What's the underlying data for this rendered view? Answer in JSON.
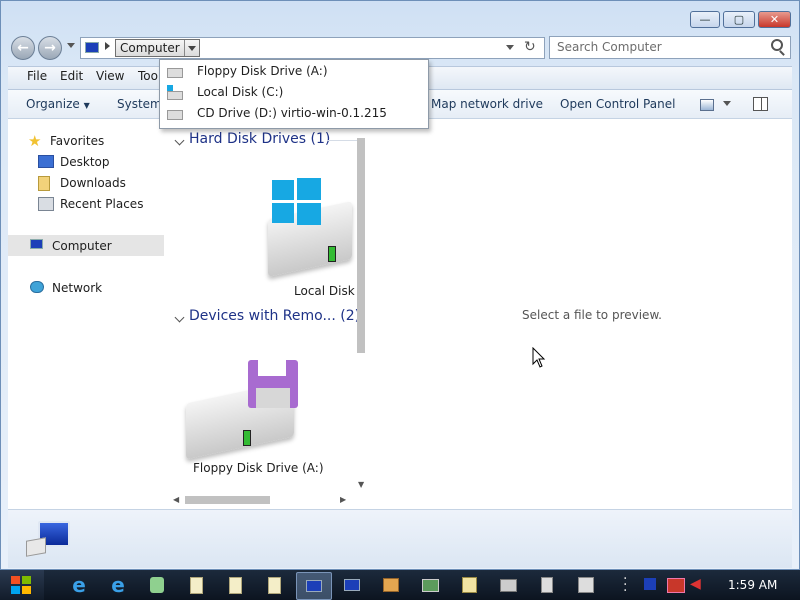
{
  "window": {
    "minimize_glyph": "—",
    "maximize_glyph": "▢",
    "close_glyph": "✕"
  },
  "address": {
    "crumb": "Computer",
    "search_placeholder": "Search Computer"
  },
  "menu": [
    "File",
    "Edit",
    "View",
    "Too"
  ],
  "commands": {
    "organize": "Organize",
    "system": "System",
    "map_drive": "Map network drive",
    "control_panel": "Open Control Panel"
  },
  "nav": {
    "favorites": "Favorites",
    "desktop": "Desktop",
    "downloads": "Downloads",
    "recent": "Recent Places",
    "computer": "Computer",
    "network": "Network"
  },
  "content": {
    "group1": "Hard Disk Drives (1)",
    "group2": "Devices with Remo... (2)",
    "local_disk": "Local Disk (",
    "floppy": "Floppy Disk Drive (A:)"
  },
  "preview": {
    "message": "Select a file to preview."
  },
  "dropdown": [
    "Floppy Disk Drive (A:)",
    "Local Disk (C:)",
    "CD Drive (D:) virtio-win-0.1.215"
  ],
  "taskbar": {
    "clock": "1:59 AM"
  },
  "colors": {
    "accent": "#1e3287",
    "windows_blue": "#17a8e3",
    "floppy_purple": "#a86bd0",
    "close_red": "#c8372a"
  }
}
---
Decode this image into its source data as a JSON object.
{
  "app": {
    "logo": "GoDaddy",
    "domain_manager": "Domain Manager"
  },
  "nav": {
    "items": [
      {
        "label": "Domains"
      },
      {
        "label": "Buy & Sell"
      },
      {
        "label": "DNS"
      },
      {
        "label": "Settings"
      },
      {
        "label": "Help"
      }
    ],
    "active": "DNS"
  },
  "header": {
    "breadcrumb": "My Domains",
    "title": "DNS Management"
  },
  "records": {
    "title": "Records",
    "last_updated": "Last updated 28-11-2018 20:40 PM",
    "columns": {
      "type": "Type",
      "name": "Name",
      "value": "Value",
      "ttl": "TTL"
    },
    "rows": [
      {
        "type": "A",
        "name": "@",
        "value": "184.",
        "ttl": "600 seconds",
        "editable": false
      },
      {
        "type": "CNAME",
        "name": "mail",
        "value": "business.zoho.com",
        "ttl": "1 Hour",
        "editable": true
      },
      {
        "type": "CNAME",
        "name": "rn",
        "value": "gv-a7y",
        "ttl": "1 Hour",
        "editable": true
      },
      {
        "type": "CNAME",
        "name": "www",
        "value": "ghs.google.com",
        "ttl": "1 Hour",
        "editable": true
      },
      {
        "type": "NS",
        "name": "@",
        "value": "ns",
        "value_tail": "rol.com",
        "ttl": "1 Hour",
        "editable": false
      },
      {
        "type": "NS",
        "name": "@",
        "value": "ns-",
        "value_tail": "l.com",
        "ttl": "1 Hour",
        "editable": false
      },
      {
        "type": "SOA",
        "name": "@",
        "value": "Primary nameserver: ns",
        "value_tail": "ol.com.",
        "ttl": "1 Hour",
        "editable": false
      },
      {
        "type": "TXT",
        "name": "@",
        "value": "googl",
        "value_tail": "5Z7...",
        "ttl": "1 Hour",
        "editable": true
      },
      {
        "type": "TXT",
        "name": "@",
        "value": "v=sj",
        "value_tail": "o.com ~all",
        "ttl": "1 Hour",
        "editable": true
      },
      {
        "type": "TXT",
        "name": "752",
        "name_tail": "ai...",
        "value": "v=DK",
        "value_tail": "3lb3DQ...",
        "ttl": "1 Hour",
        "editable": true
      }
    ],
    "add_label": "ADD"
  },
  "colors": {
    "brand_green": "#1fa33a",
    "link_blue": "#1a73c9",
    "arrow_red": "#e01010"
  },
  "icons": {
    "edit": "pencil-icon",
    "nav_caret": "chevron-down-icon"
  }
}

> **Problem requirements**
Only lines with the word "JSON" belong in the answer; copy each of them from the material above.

> **Worked solution**
What's the underlying data for this rendered view? Answer in JSON.
Decode this image into its source data as a JSON object.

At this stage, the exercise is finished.